▶ _Stored items from a collection_
---+---
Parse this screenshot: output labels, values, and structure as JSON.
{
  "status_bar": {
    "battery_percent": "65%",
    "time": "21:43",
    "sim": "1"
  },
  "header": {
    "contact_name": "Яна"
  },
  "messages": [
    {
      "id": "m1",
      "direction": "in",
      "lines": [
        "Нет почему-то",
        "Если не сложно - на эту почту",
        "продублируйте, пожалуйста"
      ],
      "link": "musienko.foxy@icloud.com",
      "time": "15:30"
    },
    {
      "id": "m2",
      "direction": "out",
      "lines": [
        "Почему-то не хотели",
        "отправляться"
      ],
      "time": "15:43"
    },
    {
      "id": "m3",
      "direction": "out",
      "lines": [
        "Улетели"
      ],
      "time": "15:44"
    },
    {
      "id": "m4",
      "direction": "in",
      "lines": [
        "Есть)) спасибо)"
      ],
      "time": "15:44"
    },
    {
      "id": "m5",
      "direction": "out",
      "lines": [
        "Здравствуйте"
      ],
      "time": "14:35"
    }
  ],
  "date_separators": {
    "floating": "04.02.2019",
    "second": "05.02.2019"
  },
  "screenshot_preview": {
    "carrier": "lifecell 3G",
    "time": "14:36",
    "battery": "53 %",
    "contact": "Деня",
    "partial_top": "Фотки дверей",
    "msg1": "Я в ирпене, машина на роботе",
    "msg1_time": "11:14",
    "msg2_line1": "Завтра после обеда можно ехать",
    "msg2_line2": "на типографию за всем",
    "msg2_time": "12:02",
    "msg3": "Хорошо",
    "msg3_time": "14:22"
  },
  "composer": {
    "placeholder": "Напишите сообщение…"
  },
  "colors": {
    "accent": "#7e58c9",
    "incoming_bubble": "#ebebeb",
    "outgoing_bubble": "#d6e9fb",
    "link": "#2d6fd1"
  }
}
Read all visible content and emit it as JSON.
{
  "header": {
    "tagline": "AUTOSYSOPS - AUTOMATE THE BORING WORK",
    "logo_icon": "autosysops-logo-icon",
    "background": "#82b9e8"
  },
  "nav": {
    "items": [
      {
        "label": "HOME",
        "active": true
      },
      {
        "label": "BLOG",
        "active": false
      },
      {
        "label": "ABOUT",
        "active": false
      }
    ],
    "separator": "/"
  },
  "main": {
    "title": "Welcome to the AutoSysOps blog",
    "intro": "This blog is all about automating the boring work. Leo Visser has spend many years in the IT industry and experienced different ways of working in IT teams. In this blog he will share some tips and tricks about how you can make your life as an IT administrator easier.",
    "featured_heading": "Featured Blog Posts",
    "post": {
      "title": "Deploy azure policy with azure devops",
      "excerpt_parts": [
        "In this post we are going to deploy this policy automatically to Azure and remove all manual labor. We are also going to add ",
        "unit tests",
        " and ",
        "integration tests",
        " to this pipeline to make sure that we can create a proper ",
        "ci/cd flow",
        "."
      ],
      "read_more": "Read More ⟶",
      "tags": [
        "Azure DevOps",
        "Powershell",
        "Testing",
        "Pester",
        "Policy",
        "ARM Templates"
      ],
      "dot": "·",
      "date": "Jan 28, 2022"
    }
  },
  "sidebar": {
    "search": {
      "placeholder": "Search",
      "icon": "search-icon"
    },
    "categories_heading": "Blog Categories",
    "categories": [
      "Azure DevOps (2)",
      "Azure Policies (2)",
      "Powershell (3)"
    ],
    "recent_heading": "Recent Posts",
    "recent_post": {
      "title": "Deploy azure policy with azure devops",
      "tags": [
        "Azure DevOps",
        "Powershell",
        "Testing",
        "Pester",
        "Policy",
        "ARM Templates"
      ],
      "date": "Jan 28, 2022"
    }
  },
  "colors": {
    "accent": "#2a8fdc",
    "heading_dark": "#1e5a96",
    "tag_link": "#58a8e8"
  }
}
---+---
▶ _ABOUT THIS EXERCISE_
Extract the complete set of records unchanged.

▶ _EXPECTED OUTPUT_
Parse this screenshot: output labels, values, and structure as JSON.
{
  "status_bar": {
    "battery_percent": "65%",
    "time": "21:43",
    "sim": "1"
  },
  "header": {
    "contact_name": "Яна"
  },
  "messages": [
    {
      "id": "m1",
      "direction": "in",
      "lines": [
        "Нет почему-то",
        "Если не сложно - на эту почту",
        "продублируйте, пожалуйста"
      ],
      "link": "musienko.foxy@icloud.com",
      "time": "15:30"
    },
    {
      "id": "m2",
      "direction": "out",
      "lines": [
        "Почему-то не хотели",
        "отправляться"
      ],
      "time": "15:43"
    },
    {
      "id": "m3",
      "direction": "out",
      "lines": [
        "Улетели"
      ],
      "time": "15:44"
    },
    {
      "id": "m4",
      "direction": "in",
      "lines": [
        "Есть)) спасибо)"
      ],
      "time": "15:44"
    },
    {
      "id": "m5",
      "direction": "out",
      "lines": [
        "Здравствуйте"
      ],
      "time": "14:35"
    }
  ],
  "date_separators": {
    "floating": "04.02.2019",
    "second": "05.02.2019"
  },
  "screenshot_preview": {
    "carrier": "lifecell 3G",
    "time": "14:36",
    "battery": "53 %",
    "contact": "Деня",
    "partial_top": "Фотки дверей",
    "msg1": "Я в ирпене, машина на роботе",
    "msg1_time": "11:14",
    "msg2_line1": "Завтра после обеда можно ехать",
    "msg2_line2": "на типографию за всем",
    "msg2_time": "12:02",
    "msg3": "Хорошо",
    "msg3_time": "14:22"
  },
  "composer": {
    "placeholder": "Напишите сообщение…"
  },
  "colors": {
    "accent": "#7e58c9",
    "incoming_bubble": "#ebebeb",
    "outgoing_bubble": "#d6e9fb",
    "link": "#2d6fd1"
  }
}
Read all visible content and emit it as JSON.
{
  "header": {
    "tagline": "AUTOSYSOPS - AUTOMATE THE BORING WORK",
    "logo_icon": "autosysops-logo-icon",
    "background": "#82b9e8"
  },
  "nav": {
    "items": [
      {
        "label": "HOME",
        "active": true
      },
      {
        "label": "BLOG",
        "active": false
      },
      {
        "label": "ABOUT",
        "active": false
      }
    ],
    "separator": "/"
  },
  "main": {
    "title": "Welcome to the AutoSysOps blog",
    "intro": "This blog is all about automating the boring work. Leo Visser has spend many years in the IT industry and experienced different ways of working in IT teams. In this blog he will share some tips and tricks about how you can make your life as an IT administrator easier.",
    "featured_heading": "Featured Blog Posts",
    "post": {
      "title": "Deploy azure policy with azure devops",
      "excerpt_parts": [
        "In this post we are going to deploy this policy automatically to Azure and remove all manual labor. We are also going to add ",
        "unit tests",
        " and ",
        "integration tests",
        " to this pipeline to make sure that we can create a proper ",
        "ci/cd flow",
        "."
      ],
      "read_more": "Read More ⟶",
      "tags": [
        "Azure DevOps",
        "Powershell",
        "Testing",
        "Pester",
        "Policy",
        "ARM Templates"
      ],
      "dot": "·",
      "date": "Jan 28, 2022"
    }
  },
  "sidebar": {
    "search": {
      "placeholder": "Search",
      "icon": "search-icon"
    },
    "categories_heading": "Blog Categories",
    "categories": [
      "Azure DevOps (2)",
      "Azure Policies (2)",
      "Powershell (3)"
    ],
    "recent_heading": "Recent Posts",
    "recent_post": {
      "title": "Deploy azure policy with azure devops",
      "tags": [
        "Azure DevOps",
        "Powershell",
        "Testing",
        "Pester",
        "Policy",
        "ARM Templates"
      ],
      "date": "Jan 28, 2022"
    }
  },
  "colors": {
    "accent": "#2a8fdc",
    "heading_dark": "#1e5a96",
    "tag_link": "#58a8e8"
  }
}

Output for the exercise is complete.